Wittenberg, Germany, is designated as a “Luther” town for its significance in the life of Luther, and is used to promote cultural travel to the country. // © 2016 German National Tourist Office
Feature image (above): This year’s Germany Travel Mart was held in the city of Magdeburg. // © 2016 German National Tourist Office
Each year, travel professionals come together at Germany Travel Mart, hosted by the German National Tourist Board (GNTB), to celebrate the country’s rich history, culture and cuisine with performances, regional delicacies and cultural immersion. And this year’s 42nd annual event was no less impressive.
From April 17-19, Germany Travel Mart 2016, held in the city of Magdeburg in the state of Saxony-Anhalt, brought together tourism experts and media once again to discover and commemorate what makes Germany special. The highlight of the event was a two-day B2B exchange, where buyers and sellers learned about the country’s latest trends, developments and tourism products.
More than 500 account managers and media representatives attended the B2B workshop at Messe Magdeburg trade-fair center. Around 300 exhibitors from the hotel and transport industries, together with local and regional tourism organizations, showcased the variety of Germany’s inbound tourism. The location choice of Magdeburg for this year’s event had much to do with preparing for next year’s milestone: the 500th anniversary of the Protestant Reformation in Germany. Next year, the GNTB will be using its “Luther 2017 - 500 years since the Reformation in Germany” campaign to focus on towns, cities and regions in Saxony-Anhalt that are associated with Martin Luther, who led the Reformation in the 16th century.
Since 2008, the GNTB has been promoting additional aspects of culture that tie in with Luther to draw attention to the 500th anniversary, working with partners including the Luther 2017 coordinating office, the Evangelical Church in Germany, the tourism organizations of the states and the main towns and cities in Germany with historical links to Luther.
There are more than 800 million Protestants all over the world, and of these, 73 million are Lutheran.
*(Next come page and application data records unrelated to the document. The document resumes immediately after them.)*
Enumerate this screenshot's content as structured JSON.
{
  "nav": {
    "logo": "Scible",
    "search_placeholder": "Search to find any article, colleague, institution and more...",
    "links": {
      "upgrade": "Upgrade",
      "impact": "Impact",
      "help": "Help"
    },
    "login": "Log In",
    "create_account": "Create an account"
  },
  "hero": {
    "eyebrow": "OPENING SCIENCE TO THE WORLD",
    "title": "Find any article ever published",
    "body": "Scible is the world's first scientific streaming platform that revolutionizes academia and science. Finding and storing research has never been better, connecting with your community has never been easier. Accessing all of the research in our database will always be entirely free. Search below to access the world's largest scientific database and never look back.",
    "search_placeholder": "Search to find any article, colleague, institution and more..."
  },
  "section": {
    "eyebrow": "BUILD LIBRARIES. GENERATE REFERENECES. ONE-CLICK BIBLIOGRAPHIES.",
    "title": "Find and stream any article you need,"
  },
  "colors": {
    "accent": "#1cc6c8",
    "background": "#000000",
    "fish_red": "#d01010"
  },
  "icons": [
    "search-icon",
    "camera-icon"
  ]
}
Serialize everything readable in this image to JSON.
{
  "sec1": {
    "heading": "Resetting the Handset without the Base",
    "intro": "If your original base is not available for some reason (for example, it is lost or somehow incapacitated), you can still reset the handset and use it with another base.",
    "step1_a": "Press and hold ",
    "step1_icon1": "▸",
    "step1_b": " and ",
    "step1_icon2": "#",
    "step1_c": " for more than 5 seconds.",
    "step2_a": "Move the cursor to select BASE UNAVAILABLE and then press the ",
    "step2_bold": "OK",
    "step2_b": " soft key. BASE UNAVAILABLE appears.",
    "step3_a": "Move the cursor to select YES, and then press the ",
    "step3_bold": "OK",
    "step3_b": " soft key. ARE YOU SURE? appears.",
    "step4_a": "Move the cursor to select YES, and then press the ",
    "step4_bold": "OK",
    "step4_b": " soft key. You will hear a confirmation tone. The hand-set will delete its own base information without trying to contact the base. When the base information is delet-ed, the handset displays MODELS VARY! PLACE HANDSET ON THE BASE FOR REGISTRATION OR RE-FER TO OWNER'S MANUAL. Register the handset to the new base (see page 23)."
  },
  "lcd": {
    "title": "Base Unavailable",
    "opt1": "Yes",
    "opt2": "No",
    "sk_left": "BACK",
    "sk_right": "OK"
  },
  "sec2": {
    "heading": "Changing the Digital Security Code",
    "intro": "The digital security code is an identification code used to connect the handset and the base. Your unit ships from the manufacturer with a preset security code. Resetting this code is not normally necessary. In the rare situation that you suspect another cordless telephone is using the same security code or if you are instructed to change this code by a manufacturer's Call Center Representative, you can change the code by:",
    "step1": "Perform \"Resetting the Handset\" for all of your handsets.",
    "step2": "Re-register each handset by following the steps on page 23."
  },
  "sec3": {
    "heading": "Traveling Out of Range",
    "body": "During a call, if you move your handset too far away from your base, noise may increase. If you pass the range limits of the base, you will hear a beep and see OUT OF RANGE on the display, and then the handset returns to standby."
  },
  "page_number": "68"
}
The people and places associated with the Reformation hit home to millions of international visitors, and Germany will be capitalizing on the importance of the link between past and present.
“The people and places associated with the Reformation are cultural treasures that are recognized all over the world and therefore eminently suitable for promoting cultural travel to Germany in overseas markets,” said Petra Hedorfer, CEO of the GNTB, at the Germany Travel Mart’s opening press conference.
Eight Luther routes that connect important locations in his life have been developed for travelers. These points include the three official Luther towns of Wittenberg, Eisleben and Mansfield; Wartburg Castle in Eisenach; and destinations such as Torgau, Schmalkalden, Erfurt, Augsburg, Coburg, Worms and Heidelberg. All held important significance in the life and progression of Luther.
At the opening press conference, key GNTB officials discussed Germany’s tourism success in 2015: Inbound tourism reached almost 79.7 million overnight stays, a record result for the sixth year in a row.
“The figures for 2015 exceeded our own expectations and the UNWTO forecasts, which assume a global increase in tourism traffic of around 3 to 4 percent,” Hedorfer said. “We are expecting the upward trend to continue in 2016.”
Additionally, from 2003 to 2015, the number of overnight stays from European and overseas visitors more than doubled.
“Germany is the fifth most popular destination for international travelers in Europe,” Hedorfer said.
But while 2015 was another record-breaking year, there is an air of caution on the horizon as Germany — and Europe in general — tackle heightened security issues.
“There will be the possibility of further growth,” Hedorfer said, “And Germany, from our vantage point today in this context, will also have to face challenges, as will all people and countries in the world. We do see the security situation at the present time affecting tourism. It has been a wake-up call for us, meaning we have to watch out for public spaces and secure them in a different manner.”
Germany’s tourism infrastructure is used by millions of people every day, according to the GNTB, and the board assured members of the media that it was all 100 percent secure.
“We can’t predict the next terrorist act,” Hedorfer said. “But the federal government has done everything in its power to counteract these types of events. In Germany, we can say our transportation systems and our mobility has been unaffected, and we do hope that guests and international visitors will feel secure.”
With that said, Germany’s forecast for 2016’s tourism growth is slightly lower, around 1 to 3 percent.
While 2017 will be the year of Luther, the GNTB has plans for celebrating other aspects of German history and culture farther afield. 2018 will be devoted to Germany’s culinary scene; and 2019 will be the year of architecture and culture, celebrating 100 years of Bauhaus and the 200th birthday of German novelist and poet Theodor Fontane. Finally, Beethoven will dominate 2020, as Germany celebrates the 250th anniversary of the composer’s birth.
Next year’s Germany Travel Mart will be held in April 2017 in Nuremberg, Bavaria.